On a spring day in Lexington, Va., fraternity row openly sports Greek letters without any apparent unease from town officials. In fact, two of these houses are across the street from the police station. The “animal house” fraternity is around the corner. Just how similar signs might — in some imaginary universe — represent a threat to the peace and dignity of the City of Radford is one of life’s mysteries. Yet the city persists not only in maintaing its unconstitutional fraternity sign ban, but also in refusing to discuss the issues.
This is a video our media group composed. We interviewed many students at RU and asked 3 simple questions:
1. What is the 1st amendment?
2. What does it mean to you?
3. Do you feel restricted at RU?
Please feel free to share your opinions on our debates and comments pages! Coms 460 Interviews
By Glen Martin, for the RU AAUP, Oct. 2012

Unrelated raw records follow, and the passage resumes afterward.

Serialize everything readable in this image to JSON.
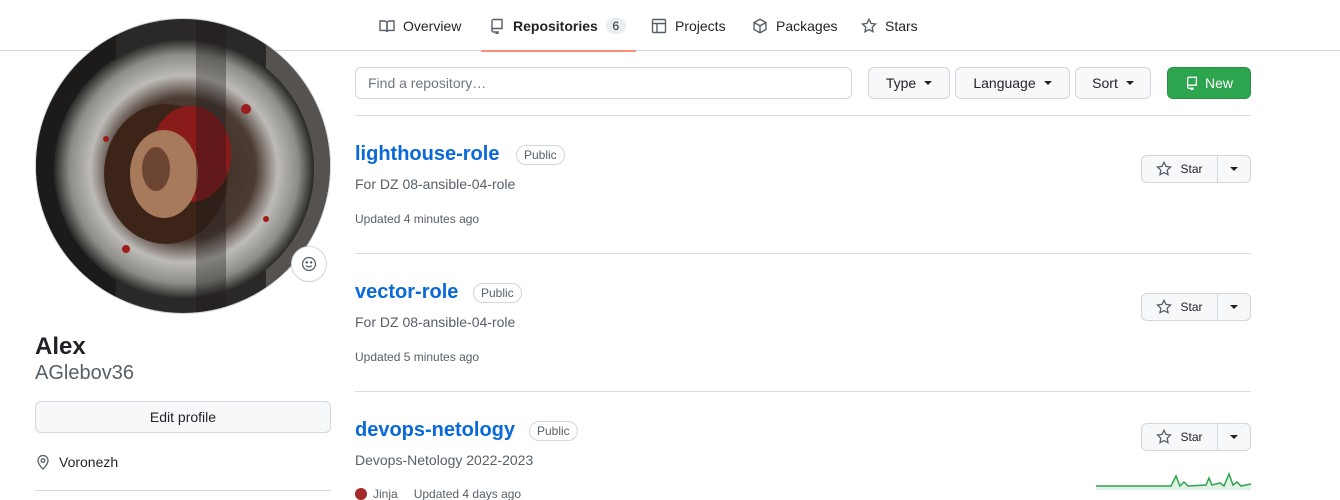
{
  "nav": {
    "tabs": [
      {
        "label": "Overview",
        "icon": "book-open-icon"
      },
      {
        "label": "Repositories",
        "icon": "repo-icon",
        "count": "6",
        "active": true
      },
      {
        "label": "Projects",
        "icon": "table-icon"
      },
      {
        "label": "Packages",
        "icon": "package-icon"
      },
      {
        "label": "Stars",
        "icon": "star-icon"
      }
    ]
  },
  "profile": {
    "name": "Alex",
    "login": "AGlebov36",
    "edit_label": "Edit profile",
    "location": "Voronezh"
  },
  "filters": {
    "search_placeholder": "Find a repository…",
    "type_label": "Type",
    "language_label": "Language",
    "sort_label": "Sort",
    "new_label": "New"
  },
  "repos": [
    {
      "name": "lighthouse-role",
      "visibility": "Public",
      "description": "For DZ 08-ansible-04-role",
      "updated": "Updated 4 minutes ago",
      "star_label": "Star"
    },
    {
      "name": "vector-role",
      "visibility": "Public",
      "description": "For DZ 08-ansible-04-role",
      "updated": "Updated 5 minutes ago",
      "star_label": "Star"
    },
    {
      "name": "devops-netology",
      "visibility": "Public",
      "description": "Devops-Netology 2022-2023",
      "language": "Jinja",
      "updated": "Updated 4 days ago",
      "star_label": "Star"
    }
  ],
  "colors": {
    "link": "#0969da",
    "primary_button": "#2da44e",
    "active_tab_underline": "#fd8c73",
    "language_dot": "#a52a2a",
    "sparkline": "#2da44e"
  }
}
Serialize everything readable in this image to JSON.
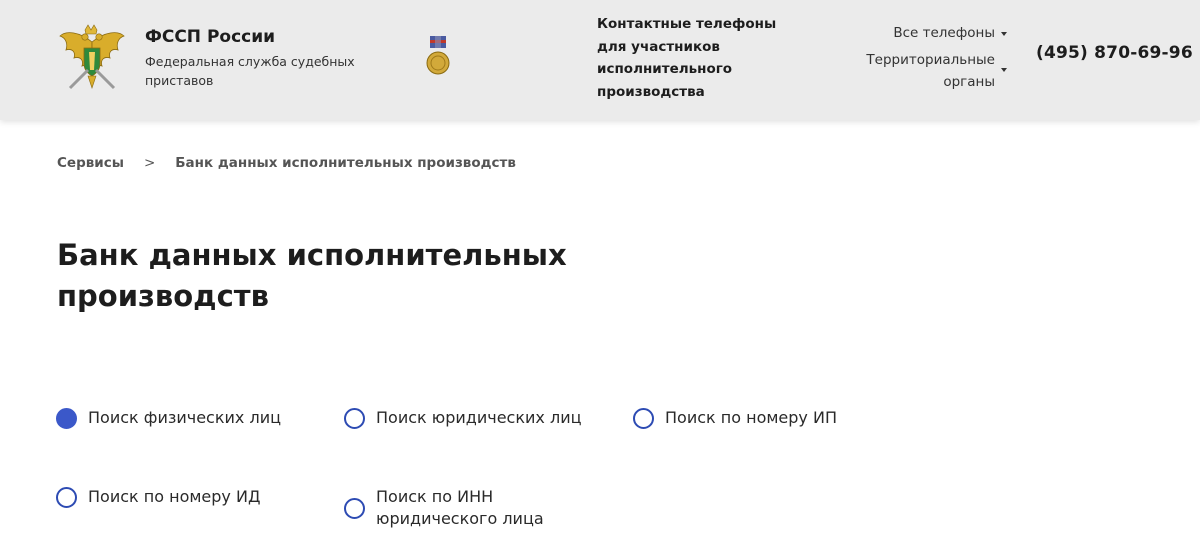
{
  "header": {
    "org_title": "ФССП России",
    "org_subtitle": "Федеральная служба судебных приставов",
    "logo_icon": "double-headed-eagle-emblem-icon",
    "medal_icon": "medal-award-icon",
    "contacts_note": "Контактные телефоны для участников исполнительного производства",
    "nav": {
      "all_phones": "Все телефоны",
      "territorial": "Территориальные органы"
    },
    "phone": "(495) 870-69-96"
  },
  "breadcrumb": {
    "items": [
      "Сервисы",
      "Банк данных исполнительных производств"
    ],
    "separator": ">"
  },
  "page_title": "Банк данных исполнительных производств",
  "search_options": [
    {
      "label": "Поиск физических лиц",
      "checked": true
    },
    {
      "label": "Поиск юридических лиц",
      "checked": false
    },
    {
      "label": "Поиск по номеру ИП",
      "checked": false
    },
    {
      "label": "Поиск по номеру ИД",
      "checked": false
    },
    {
      "label": "Поиск по ИНН юридического лица",
      "checked": false
    }
  ],
  "colors": {
    "accent": "#3b58c9",
    "header_bg": "#ebebeb",
    "emblem_gold": "#d4a82a"
  }
}
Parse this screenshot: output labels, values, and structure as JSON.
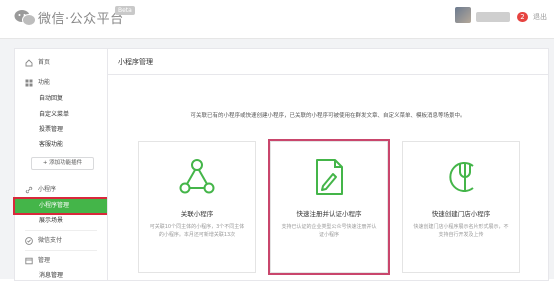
{
  "header": {
    "brand": "微信·公众平台",
    "beta": "Beta",
    "notification_count": "2",
    "more_label": "退出"
  },
  "sidebar": {
    "home": "首页",
    "function": "功能",
    "function_items": [
      "自动回复",
      "自定义菜单",
      "投票管理",
      "客服功能"
    ],
    "add_plugin": "+ 添加功能插件",
    "miniprogram": "小程序",
    "miniprogram_items": [
      "小程序管理",
      "展示场景"
    ],
    "wechat_pay": "微信支付",
    "manage": "管理",
    "manage_items": [
      "消息管理"
    ]
  },
  "main": {
    "title": "小程序管理",
    "intro": "可关联已有的小程序或快速创建小程序，已关联的小程序可被使用在群发文章、自定义菜单、模板消息等场景中。",
    "cards": [
      {
        "title": "关联小程序",
        "desc": "可关联10个同主体的小程序，3个不同主体的小程序。本月还可新增关联13次"
      },
      {
        "title": "快速注册并认证小程序",
        "desc": "支持已认证的企业类型公众号快速注册并认证小程序"
      },
      {
        "title": "快速创建门店小程序",
        "desc": "快速创建门店小程序展示名片形式展示，不支持自行开发及上传"
      }
    ]
  },
  "colors": {
    "accent": "#44b549",
    "highlight": "#c9466c",
    "active_outline": "#d9283b"
  }
}
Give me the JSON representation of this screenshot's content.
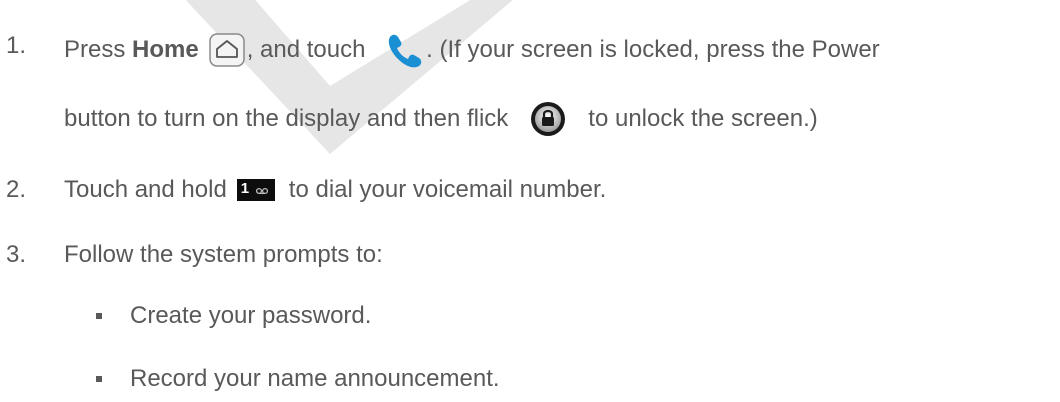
{
  "steps": [
    {
      "number": "1.",
      "prefix": "Press ",
      "bold": "Home",
      "mid": ", and touch ",
      "after_phone": ". (If your screen is locked, press the Power",
      "line2_before": "button to turn on the display and then flick",
      "line2_after": "to unlock the screen.)"
    },
    {
      "number": "2.",
      "before": "Touch and hold",
      "key_label": "1",
      "after": "to dial your voicemail number."
    },
    {
      "number": "3.",
      "text": "Follow the system prompts to:"
    }
  ],
  "bullets": [
    "Create your password.",
    "Record your name announcement."
  ],
  "icons": {
    "home": "home-key-icon",
    "phone": "phone-icon",
    "lock": "lock-icon",
    "key1": "voicemail-key-icon"
  },
  "colors": {
    "text": "#595959",
    "phone": "#1a8fd4",
    "watermark": "#e2e2e2"
  }
}
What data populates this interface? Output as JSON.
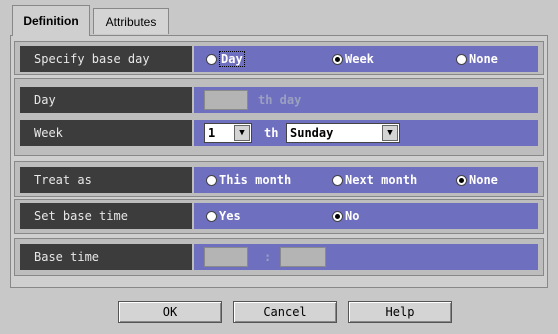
{
  "tabs": [
    {
      "label": "Definition"
    },
    {
      "label": "Attributes"
    }
  ],
  "specify_base_day": {
    "label": "Specify base day",
    "options": [
      {
        "label": "Day",
        "selected": false
      },
      {
        "label": "Week",
        "selected": true
      },
      {
        "label": "None",
        "selected": false
      }
    ]
  },
  "day": {
    "label": "Day",
    "value": "",
    "suffix": "th day"
  },
  "week": {
    "label": "Week",
    "number": "1",
    "suffix": "th",
    "weekday": "Sunday"
  },
  "treat_as": {
    "label": "Treat as",
    "options": [
      {
        "label": "This month",
        "selected": false
      },
      {
        "label": "Next month",
        "selected": false
      },
      {
        "label": "None",
        "selected": true
      }
    ]
  },
  "set_base_time": {
    "label": "Set base time",
    "options": [
      {
        "label": "Yes",
        "selected": false
      },
      {
        "label": "No",
        "selected": true
      }
    ]
  },
  "base_time": {
    "label": "Base time",
    "hour": "",
    "separator": ":",
    "minute": ""
  },
  "buttons": {
    "ok": "OK",
    "cancel": "Cancel",
    "help": "Help"
  },
  "colors": {
    "label_bg": "#3c3c3c",
    "field_bg": "#6f6fbf",
    "window_bg": "#c8c8c8"
  }
}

Books are beginning to appear about the nation-wide conversion of universities away from institutions dedicated to truth and knowledge and into a business model of education. One such book is by Benjamin Ginsberg called The Fall of the Faculty: The Rise of the All-Administrative University and Why it Matters (2011). Ginsberg chronicles the demise of academic freedom, tenure, and the traditional faculty-driven conception of a quality curriculum and the independent pursuit of truth.
Michael Bomford and Matthew Pow (students at WVU) founded the West Virginia Free Speech Consotorium and set a policy allowing only two free speech zones on campus. Police said that this violated the University’s free speech rights and abandoned the policy. West Virginia University’s Board of Governers replaced it and now uses the new policy of no censorship zones.
Click here for the full story: http://thefire.org/case/30.html
Both houses of the Virginia General Assembly have passed “Freedom of Association” bills that allow religious and political groups at state colleges to restrict membership to individuals who are “committed” to the organization’s mission. Opponents of the legislation said the bills are thinly veiled attempts to let subsidized campus groups discriminate against gay students.
“It’s pretty simple: A Democratic club shouldn’t have to accept a Republican as a member and members of a religious group should be able to expect that their leadership will share the group’s core commitments,” Mark Obenshain, a state senator from Harrisonburg, told the Roanoke Times.
The idea of freedom of association was supported in a US Supreme Court case in 1995, Hurley v. Irish-American Gay, Lesbian and Bisexual Group of Boston. But the case did not involve state funding of the groups in question, and the Supreme Court also said that Boston gays had a right to stage their own separate parade.
But freedom of speech is often not recognized in the one place where it ought to be respected the most: A college campus in the USA.
For centuries, and for generations, unpopular speech has been most protected on college campuses. For instance, a photo of President Teddy Roosevelt (above) shows a speech he gave defending Professor John Bassett on the Duke University campus in 1903. Bassett was about to be fired for saying he thought Booker T. Washington (an African American leader) was the greatest person the South had ever produced except Robert E. Lee.
When the Duke board refused to fire Bassett, Roosevelt said:
“You stand for Academic Freedom, for the right of private judgment, for a duty more incumbent upon the scholar than upon any other man, to tell the truth as he sees it, to claim for himself and to give to others the largest liberty in seeking after the truth.”
It’s been a long time since any similarly strong defense of campus speech has taken place. Today many universities simply refuse to recognize First Amendment rights until they are forced to do so by a court. At Radford University, where this blog originates, avenues for student expression are strictly limited in ways that are obviously unconstitutional. Continue reading